Tuning the Host–Guest Interactions in a Phosphine Coordination Polymer through Different Types of post-Synthetic Modification

The porous Phosphine Coordination Material, PCM-10 contains abundant free P­(III) donor sites that can be subjected to a variety of post-synthetic modifications. The diverse P­(III)/P­(V) organic reactivity and coordination chemistry available to aryl phosphines have been exploited to decorate the pores of PCM-10, allowing for an extensive structure–function study. Polar PO moieties, charged P+–CH3 phosphonium species with exchangeable coanions (I, F, BF4, and PF6) and P–AuCl groups have been successfully post-synthetically incorporated.
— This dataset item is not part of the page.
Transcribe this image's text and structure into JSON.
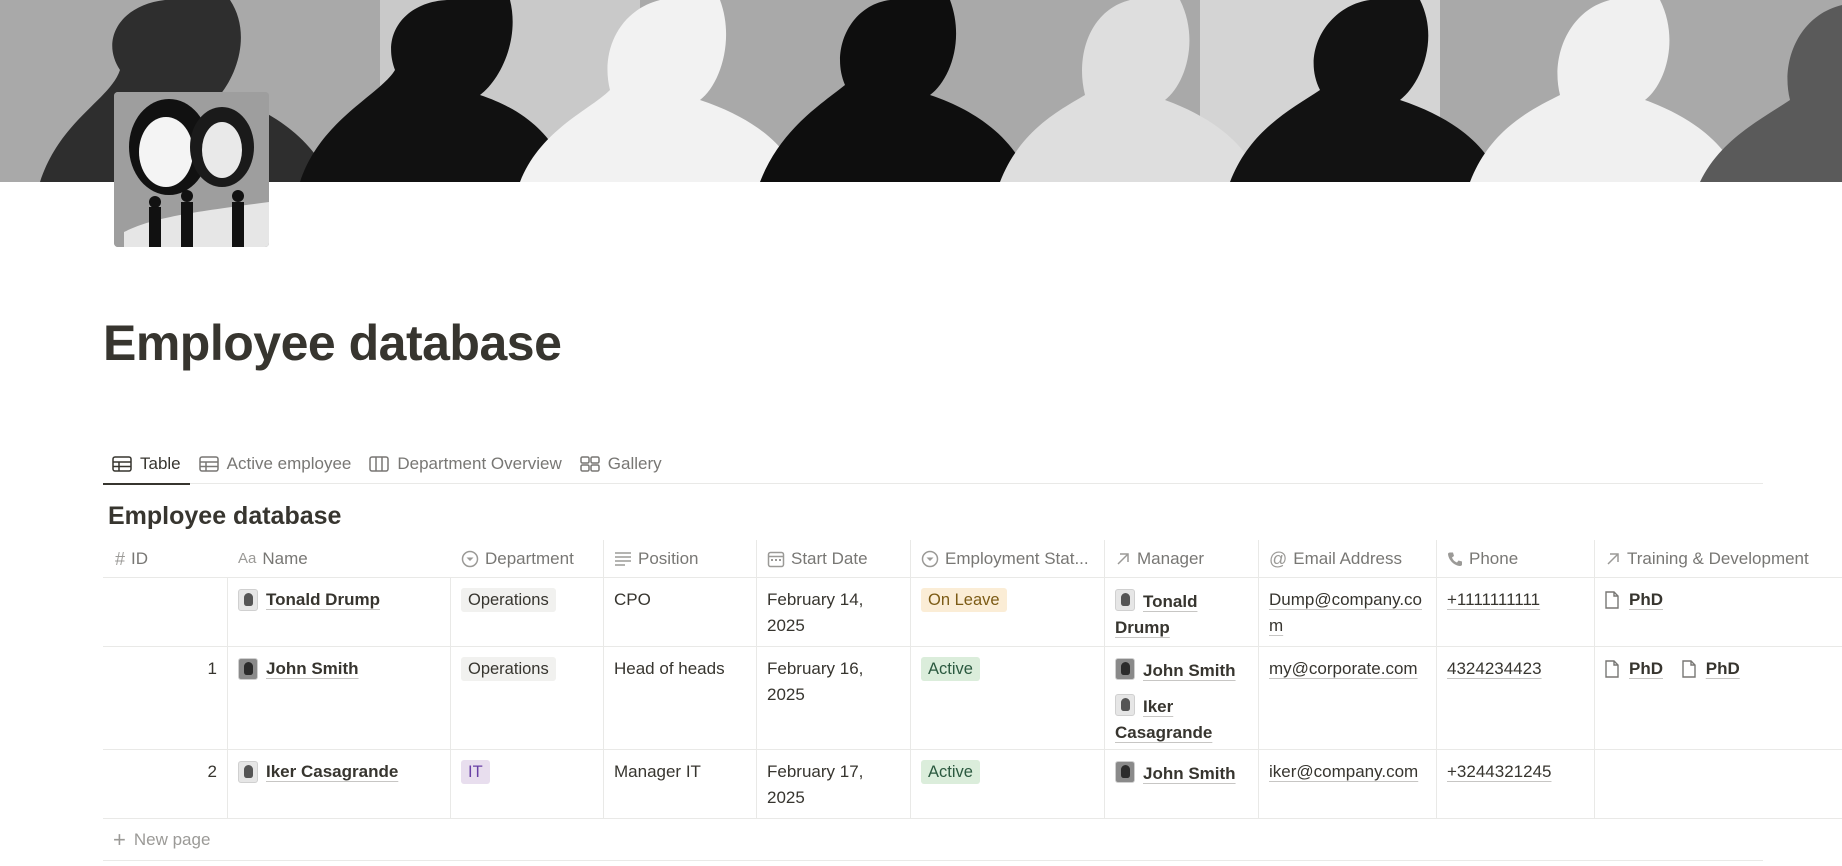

These modifications directly affect the strength of the resulting host–guest interactions, as demonstrated by comparative sorption studies of CO2, H2, and other gases in the solid-state. Broad tunability of the enthalpy of CO2 adsorption is observed: incorporation of BF4 ions inside the pores of PCM-10 results in 24% enhancement of the isosteric adsorption enthalpy of CO2 compared to the parent material, while F anions induce a 36% reduction. Meanwhile, AuCl-decorated PCM-10 shows a high H2 sorption capacity of 4.72 wt % at 77 K and 1.0 bar, versus only 0.63 wt % in the unmodified material.